PROBLEM REQUIREMENTS
Among the entries below, find all lines that include "bottom" and copy them.
-- DATA follows --
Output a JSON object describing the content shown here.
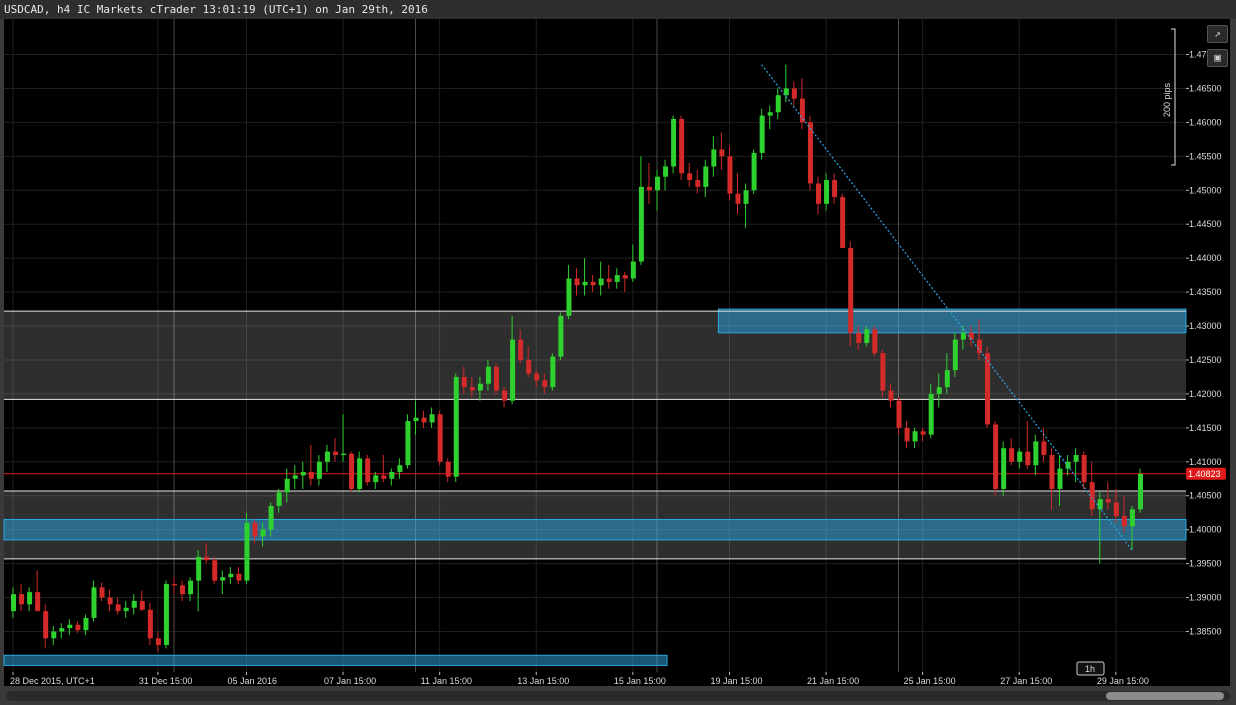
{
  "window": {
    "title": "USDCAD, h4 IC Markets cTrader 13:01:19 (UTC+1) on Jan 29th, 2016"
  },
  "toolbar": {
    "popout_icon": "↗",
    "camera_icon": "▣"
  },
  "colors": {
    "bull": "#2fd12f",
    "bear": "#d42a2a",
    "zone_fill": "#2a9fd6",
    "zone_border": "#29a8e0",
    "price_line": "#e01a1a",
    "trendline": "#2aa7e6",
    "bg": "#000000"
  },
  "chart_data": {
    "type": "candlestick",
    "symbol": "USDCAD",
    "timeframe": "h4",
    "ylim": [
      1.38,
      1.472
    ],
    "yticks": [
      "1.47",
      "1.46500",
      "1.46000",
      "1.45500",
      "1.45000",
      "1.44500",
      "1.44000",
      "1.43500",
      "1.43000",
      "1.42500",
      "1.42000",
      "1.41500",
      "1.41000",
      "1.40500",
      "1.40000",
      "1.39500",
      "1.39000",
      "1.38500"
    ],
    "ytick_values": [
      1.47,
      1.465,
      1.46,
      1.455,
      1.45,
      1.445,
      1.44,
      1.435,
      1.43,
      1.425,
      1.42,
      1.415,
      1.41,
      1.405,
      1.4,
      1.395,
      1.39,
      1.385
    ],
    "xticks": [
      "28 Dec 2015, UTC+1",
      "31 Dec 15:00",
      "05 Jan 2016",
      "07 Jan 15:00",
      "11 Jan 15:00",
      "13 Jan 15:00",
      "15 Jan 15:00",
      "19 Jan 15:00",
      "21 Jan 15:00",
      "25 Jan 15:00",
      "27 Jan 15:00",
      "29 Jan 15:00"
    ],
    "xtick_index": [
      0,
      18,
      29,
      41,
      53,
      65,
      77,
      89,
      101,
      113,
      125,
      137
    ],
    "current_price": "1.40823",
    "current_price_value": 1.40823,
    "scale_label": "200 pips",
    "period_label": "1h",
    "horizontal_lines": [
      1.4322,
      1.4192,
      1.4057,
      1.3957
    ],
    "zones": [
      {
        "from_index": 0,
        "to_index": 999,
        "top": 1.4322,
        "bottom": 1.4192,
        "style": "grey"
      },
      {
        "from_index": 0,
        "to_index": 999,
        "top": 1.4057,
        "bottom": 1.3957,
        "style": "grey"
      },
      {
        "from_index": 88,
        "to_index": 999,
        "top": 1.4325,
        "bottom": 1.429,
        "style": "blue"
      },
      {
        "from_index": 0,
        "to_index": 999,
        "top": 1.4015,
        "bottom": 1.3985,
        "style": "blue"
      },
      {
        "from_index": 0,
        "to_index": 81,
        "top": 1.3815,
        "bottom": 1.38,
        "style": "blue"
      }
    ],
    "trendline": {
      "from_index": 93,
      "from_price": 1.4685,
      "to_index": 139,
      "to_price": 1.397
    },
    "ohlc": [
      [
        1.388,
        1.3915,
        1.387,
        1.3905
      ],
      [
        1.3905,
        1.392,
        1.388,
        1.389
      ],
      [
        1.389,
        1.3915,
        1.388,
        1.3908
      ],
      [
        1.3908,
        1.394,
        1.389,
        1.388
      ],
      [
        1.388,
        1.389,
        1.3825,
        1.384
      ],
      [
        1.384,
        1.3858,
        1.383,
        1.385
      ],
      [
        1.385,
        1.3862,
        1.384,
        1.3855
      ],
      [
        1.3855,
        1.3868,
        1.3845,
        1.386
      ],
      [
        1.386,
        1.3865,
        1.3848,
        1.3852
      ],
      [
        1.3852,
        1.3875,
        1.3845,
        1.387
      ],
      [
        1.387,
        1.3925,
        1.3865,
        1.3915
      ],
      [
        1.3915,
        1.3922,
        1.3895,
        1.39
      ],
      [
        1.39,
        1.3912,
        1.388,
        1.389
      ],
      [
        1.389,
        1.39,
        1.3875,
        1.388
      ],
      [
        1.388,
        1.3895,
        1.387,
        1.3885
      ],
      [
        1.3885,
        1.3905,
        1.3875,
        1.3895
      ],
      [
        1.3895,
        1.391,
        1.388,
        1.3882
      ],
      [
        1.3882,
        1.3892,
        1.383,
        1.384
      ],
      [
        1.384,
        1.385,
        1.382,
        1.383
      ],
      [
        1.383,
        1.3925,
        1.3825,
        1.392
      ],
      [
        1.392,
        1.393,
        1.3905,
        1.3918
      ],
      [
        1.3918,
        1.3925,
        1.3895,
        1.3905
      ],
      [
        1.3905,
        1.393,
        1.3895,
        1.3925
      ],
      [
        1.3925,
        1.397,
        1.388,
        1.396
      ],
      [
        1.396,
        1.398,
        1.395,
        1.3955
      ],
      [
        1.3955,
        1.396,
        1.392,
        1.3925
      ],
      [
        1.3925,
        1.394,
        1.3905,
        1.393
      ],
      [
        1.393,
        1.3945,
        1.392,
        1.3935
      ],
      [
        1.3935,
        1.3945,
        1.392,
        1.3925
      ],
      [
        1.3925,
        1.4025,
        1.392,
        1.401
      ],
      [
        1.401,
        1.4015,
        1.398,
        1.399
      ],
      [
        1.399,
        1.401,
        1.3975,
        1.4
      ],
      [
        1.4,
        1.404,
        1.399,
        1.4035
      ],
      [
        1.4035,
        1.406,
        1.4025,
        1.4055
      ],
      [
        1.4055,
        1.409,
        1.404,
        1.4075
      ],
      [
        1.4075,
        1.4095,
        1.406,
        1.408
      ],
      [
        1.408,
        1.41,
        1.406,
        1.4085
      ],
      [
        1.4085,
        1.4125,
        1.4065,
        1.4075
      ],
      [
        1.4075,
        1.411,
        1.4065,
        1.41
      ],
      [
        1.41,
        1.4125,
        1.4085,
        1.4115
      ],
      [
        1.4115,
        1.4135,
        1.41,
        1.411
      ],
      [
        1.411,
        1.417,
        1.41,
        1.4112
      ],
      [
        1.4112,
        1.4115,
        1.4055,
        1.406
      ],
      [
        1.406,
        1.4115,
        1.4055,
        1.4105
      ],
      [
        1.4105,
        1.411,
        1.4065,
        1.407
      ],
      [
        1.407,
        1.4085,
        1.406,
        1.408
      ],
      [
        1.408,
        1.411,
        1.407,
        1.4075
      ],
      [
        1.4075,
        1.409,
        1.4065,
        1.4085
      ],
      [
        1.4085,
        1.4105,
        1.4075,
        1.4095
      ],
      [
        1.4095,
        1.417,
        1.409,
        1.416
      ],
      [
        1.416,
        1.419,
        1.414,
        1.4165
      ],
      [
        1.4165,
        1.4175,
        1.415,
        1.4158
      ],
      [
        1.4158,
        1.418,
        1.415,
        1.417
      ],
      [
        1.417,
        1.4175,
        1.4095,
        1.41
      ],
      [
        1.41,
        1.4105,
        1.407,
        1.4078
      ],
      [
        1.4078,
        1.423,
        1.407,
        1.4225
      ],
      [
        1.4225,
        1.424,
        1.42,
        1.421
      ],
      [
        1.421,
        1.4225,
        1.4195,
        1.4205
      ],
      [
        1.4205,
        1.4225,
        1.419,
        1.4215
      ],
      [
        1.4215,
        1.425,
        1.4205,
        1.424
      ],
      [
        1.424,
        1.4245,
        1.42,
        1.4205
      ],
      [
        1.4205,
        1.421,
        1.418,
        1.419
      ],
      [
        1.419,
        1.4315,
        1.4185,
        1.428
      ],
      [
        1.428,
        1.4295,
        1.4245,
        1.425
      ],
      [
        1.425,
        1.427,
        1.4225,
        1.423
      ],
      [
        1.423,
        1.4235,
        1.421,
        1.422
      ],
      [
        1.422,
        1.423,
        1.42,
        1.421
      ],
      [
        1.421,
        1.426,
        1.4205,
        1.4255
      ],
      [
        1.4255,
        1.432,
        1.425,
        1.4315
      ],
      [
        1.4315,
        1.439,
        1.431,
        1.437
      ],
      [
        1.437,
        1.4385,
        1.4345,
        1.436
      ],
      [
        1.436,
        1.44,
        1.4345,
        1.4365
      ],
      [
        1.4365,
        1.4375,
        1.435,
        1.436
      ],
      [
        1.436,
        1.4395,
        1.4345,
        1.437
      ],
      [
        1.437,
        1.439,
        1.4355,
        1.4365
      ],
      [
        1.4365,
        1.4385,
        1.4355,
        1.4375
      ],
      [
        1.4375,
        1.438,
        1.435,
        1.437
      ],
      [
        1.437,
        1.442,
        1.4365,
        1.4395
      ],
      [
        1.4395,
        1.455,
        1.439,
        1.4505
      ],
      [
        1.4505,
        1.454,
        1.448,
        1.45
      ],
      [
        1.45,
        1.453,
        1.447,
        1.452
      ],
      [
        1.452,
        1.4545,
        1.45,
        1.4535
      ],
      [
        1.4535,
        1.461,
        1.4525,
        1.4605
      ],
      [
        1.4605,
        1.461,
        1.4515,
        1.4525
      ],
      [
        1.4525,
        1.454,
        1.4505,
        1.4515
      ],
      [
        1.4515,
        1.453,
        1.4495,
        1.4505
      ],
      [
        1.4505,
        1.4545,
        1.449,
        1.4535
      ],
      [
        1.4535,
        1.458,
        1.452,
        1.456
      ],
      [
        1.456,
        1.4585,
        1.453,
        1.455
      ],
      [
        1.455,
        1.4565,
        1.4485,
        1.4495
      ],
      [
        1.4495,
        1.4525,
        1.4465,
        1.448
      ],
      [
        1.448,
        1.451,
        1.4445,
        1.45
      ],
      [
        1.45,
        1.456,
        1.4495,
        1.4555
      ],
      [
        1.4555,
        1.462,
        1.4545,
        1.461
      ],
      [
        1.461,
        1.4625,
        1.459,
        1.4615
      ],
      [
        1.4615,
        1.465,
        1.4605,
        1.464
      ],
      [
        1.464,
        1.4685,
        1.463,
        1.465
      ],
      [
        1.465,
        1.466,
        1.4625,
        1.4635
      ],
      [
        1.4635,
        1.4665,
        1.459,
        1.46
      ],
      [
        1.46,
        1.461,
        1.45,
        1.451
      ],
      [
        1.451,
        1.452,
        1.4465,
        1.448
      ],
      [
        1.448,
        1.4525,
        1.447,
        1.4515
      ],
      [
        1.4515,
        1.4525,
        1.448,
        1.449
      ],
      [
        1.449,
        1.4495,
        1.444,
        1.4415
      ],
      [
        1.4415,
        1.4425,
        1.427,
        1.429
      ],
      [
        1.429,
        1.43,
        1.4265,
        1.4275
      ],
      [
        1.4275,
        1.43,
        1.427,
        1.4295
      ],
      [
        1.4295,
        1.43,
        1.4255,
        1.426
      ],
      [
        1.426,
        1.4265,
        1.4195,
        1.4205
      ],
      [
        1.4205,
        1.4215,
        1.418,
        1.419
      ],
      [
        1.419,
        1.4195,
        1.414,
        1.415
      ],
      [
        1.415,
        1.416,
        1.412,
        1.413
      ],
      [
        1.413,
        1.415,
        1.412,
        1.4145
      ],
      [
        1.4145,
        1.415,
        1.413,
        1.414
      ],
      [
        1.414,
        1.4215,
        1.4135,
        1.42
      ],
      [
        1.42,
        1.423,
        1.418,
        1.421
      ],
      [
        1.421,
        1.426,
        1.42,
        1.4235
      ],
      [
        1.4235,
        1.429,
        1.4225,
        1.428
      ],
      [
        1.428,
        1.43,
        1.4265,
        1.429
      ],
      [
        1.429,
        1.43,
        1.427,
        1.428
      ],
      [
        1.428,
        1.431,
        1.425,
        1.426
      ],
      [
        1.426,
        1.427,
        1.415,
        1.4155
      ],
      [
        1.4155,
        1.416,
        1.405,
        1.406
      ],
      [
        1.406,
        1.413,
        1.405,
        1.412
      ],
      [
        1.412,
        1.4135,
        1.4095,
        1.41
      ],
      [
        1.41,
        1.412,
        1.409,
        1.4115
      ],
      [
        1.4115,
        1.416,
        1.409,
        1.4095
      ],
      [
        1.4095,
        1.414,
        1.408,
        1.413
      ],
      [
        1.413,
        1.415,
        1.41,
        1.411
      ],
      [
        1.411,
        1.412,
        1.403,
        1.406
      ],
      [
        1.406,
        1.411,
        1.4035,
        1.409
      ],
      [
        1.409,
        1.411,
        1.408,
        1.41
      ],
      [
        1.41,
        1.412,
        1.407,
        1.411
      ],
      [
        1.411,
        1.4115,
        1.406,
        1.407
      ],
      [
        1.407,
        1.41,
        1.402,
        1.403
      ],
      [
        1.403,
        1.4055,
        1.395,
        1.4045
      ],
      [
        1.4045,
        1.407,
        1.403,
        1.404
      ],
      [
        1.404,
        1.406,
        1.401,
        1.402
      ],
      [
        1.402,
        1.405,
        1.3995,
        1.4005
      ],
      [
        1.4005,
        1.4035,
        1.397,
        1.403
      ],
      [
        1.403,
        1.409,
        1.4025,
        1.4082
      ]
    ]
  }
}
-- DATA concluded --
TASK RESULT
        "bottom": 1.4192,
        "bottom": 1.3957,
        "bottom": 1.429,
        "bottom": 1.3985,
        "bottom": 1.38,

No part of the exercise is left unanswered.